GetUp!, by the way, boasted that as a result of this ruling, 100,000 extra voters were enrolled in marginal seats, and that this had ensured the return of the Gillard government.

As everyone knows—except some High Court judges—there is always a tsunami of enrolments between the calling of the election and the closing of the rolls. There is no opportunity to check them.


In this referendum, the people are being invited to approve an amendment to the Constitution which fails, on all three counts, Quick and Garran’s “desirable, irresistible and inevitable”.
All the financing of local government the federal politicians supposedly wish to achieve can already be done through the state governments.

The potential consequences of passing the amendment—whether intended or unintended—constitute a sufficient warning to Australians of the danger of giving the Canberra politicians a blank cheque to proceed.
Add to this the sinister fact that, rather than encouraging public discussion as the founders indicated, the politicians from the major political parties are attempting to make it difficult for the Australian people to see, hear and read the No case.

[i] In 1974, the Whitlam government proposed two new sections be added:

       section 51(ivA) provided that the Commonwealth could make laws with respect to “[t]he borrowing of money by the Commonwealth for local government bodies”.

       section 96A provided that “[t]he Parliament may grant financial assistance to any local government body on such terms and conditions as the Parliament thinks fit.

[i] In 1988, the Hawke government proposed section 119A be added. Be added: Each State shall provide for the establishment and continuance of local government bodies elected in accordance with its laws and empowered to administer, and to make by-laws for, their respective areas in accordance with the laws of the State

[ii] This was a remarkable development.
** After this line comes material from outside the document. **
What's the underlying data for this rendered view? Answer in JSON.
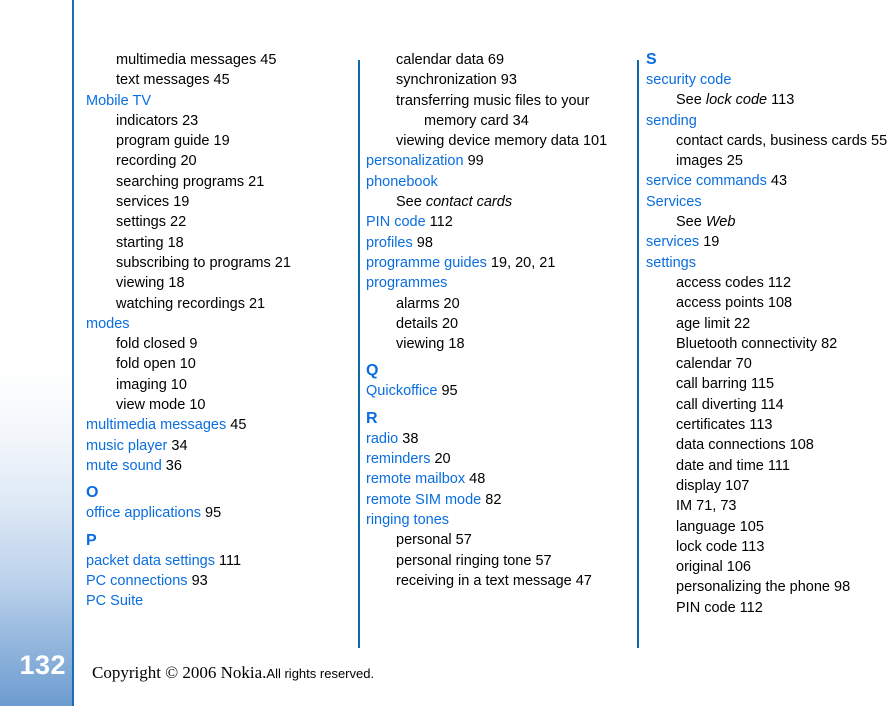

They could have proposed a blank cheque plebiscite – as used in 18th and 19th century France. Or they could have done what was customary, just reserve the power to change the Constitution to the politicians..

[iii] David Flint and Jai Martinkovits, Give Us Back our Country, 2013, Connor Court Melbourne, Part 3

[iv] John Quick and Robert Garran, The Annotated Constitution of the Australian Commonwealth, 19 and one, 1985 legal but of course 988[iv]

[v] Marketing schemes, possibly price control, trade and commerce, monopolies, corporations, and industrial matters

[vi] It is to add the italicised words to section 96: ”During a period of 10 years after the establishment of the Commonwealth and thereafter until the Parliament otherwise provides, the Parliament may grant financial assistance to any State, or to any local government body formed by a law of a State, on such terms and conditions as the Parliament thinks fit.”

[vii] This not unreasonably gives rise to the suspicion that there is a hidden agenda.

[viii]That Liberal MPs would need an authorisation would shock the founder of the Liberal Party, Sir Robert Gordon Menzies.

[ix] Referendum (Machinery Provisions) Amendment Act, 2013

[x] The preamble is to the Commonwealth of Australia Constitution Act, 1900 (UK). The Constitution itself is part of that Act. Note that it was drafted in Australia and approved by Australians. It was accepted by the British government with some minor changes, particularly in relation to the Privy Council. The objection to amend the preamble is that a preamble speaks from the time when the instrument was made and it is wrong in principle to amend them

[xi] Pape v Commissioner of Taxation [2009] HCA 23 (7 July 2009); see also Williams v Commonwealth of Australia [2012] HCA 23

[xii] Alexander Hamilton, Federalist Papers No. xxxii, 1788, reprinted 1979, The Eastern Press, Norwalk, Connecticut.

[xiv] Adopted at the UN Conference on Environment and Development (UNCED), the Earth Summit, held in Rio de Janeiro in 1992. Flint & Martinkovitch op.cit. chapter 6

[xv] Ibid.

[xvi] Spencer v Commonwealth of Australia [2010] HCA 28

[xvii] Rowe v Electoral Commissioner [2010] HCA 46